*GOAL OF THE EXERCISE:* Gather all lines with "username" from the records.

*RAW DATA:*
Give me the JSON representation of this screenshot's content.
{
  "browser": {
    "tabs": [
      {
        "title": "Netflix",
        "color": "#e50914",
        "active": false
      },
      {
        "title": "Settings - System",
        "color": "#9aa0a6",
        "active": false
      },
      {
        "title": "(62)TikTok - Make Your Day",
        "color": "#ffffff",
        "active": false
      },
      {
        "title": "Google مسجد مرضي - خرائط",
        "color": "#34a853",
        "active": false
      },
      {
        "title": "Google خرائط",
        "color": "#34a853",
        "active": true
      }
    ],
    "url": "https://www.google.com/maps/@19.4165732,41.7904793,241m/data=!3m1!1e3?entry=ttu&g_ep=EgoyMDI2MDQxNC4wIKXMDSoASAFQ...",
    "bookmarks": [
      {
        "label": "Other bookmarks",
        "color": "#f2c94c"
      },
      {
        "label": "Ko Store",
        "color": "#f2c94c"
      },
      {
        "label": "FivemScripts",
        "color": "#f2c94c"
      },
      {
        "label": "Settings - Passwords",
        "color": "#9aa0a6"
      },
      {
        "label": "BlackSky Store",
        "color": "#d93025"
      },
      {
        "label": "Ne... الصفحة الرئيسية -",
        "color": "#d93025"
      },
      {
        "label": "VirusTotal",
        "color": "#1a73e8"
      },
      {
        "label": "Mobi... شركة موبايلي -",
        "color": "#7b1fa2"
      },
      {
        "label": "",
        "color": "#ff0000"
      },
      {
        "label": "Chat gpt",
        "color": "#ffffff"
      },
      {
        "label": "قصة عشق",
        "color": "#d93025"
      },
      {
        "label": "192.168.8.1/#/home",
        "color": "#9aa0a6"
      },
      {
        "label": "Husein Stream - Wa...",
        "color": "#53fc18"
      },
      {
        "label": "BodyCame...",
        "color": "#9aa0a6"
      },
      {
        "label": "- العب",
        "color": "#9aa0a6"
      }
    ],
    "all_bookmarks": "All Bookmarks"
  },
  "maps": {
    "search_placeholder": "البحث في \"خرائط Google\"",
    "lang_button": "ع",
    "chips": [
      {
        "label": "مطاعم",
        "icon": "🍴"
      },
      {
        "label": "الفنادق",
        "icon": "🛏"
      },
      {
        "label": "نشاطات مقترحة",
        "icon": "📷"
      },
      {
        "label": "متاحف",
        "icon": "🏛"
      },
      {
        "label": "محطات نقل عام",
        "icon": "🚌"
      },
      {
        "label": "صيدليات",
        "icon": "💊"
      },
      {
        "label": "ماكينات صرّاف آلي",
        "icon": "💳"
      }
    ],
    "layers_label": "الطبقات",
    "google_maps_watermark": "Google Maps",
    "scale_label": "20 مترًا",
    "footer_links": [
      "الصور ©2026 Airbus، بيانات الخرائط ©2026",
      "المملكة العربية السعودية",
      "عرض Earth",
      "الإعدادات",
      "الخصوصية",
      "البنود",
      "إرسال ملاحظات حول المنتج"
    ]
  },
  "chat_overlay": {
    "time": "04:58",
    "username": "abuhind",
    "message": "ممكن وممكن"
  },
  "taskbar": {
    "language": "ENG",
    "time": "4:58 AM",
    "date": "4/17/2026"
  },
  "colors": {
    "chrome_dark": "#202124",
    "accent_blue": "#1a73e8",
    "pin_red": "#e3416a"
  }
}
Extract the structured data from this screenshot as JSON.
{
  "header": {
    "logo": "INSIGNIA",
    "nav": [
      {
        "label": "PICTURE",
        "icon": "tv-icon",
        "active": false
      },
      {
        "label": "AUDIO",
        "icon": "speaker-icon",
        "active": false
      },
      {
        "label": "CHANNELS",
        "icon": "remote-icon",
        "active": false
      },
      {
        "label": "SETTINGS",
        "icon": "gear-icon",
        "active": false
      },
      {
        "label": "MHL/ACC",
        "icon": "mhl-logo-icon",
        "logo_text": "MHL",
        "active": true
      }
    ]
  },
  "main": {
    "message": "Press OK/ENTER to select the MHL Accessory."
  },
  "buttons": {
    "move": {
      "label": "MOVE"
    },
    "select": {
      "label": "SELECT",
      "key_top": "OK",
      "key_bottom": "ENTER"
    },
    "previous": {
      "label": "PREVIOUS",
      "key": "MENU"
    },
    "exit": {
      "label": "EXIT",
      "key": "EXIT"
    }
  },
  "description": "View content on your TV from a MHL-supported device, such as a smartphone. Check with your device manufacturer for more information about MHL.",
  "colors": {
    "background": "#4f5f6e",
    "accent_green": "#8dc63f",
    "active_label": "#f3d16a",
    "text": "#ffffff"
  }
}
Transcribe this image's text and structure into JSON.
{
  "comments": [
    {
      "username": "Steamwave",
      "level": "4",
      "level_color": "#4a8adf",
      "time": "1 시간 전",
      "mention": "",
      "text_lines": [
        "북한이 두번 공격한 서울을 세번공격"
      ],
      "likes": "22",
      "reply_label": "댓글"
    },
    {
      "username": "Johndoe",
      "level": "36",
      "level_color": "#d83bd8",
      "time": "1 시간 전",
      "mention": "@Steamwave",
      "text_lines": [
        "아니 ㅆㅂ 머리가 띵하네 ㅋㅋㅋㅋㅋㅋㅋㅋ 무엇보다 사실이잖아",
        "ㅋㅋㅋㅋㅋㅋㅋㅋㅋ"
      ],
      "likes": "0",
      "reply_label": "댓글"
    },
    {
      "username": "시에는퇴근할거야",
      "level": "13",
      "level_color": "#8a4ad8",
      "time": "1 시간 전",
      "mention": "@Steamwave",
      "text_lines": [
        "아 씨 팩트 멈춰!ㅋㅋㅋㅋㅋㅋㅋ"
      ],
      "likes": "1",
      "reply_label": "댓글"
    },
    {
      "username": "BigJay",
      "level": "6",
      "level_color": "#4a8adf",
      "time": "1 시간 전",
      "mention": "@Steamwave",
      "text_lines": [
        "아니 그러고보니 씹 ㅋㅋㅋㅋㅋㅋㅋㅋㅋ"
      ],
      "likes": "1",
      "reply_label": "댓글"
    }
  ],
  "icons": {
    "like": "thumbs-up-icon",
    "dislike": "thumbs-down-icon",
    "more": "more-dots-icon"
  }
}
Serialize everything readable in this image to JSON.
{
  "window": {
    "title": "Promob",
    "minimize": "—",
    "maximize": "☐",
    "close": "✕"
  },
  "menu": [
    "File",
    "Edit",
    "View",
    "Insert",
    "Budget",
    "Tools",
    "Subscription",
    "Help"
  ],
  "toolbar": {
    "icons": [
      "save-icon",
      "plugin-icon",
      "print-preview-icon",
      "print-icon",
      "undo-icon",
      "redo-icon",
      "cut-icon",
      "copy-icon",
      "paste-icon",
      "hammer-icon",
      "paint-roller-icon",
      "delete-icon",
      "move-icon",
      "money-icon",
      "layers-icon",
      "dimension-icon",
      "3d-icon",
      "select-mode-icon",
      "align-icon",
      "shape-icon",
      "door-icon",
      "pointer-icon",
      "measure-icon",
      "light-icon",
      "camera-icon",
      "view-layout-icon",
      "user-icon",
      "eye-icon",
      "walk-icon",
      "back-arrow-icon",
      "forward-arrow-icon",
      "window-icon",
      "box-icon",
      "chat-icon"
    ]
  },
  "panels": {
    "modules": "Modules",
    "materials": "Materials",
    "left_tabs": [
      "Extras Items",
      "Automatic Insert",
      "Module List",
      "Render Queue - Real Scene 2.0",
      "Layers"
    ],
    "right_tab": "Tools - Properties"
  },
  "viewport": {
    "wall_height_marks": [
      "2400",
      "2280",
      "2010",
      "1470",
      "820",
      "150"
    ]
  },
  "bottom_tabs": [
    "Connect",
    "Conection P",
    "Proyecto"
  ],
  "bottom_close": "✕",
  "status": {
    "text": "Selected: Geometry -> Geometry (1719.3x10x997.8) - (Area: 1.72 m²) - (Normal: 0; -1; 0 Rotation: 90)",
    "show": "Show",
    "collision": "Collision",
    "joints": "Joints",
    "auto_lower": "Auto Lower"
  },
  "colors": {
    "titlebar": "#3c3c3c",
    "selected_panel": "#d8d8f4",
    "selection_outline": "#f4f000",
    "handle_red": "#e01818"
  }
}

*SOLUTION TO THE PROBLEM:*
    "username": "abuhind",
      "username": "Steamwave",
      "username": "Johndoe",
      "username": "시에는퇴근할거야",
      "username": "BigJay",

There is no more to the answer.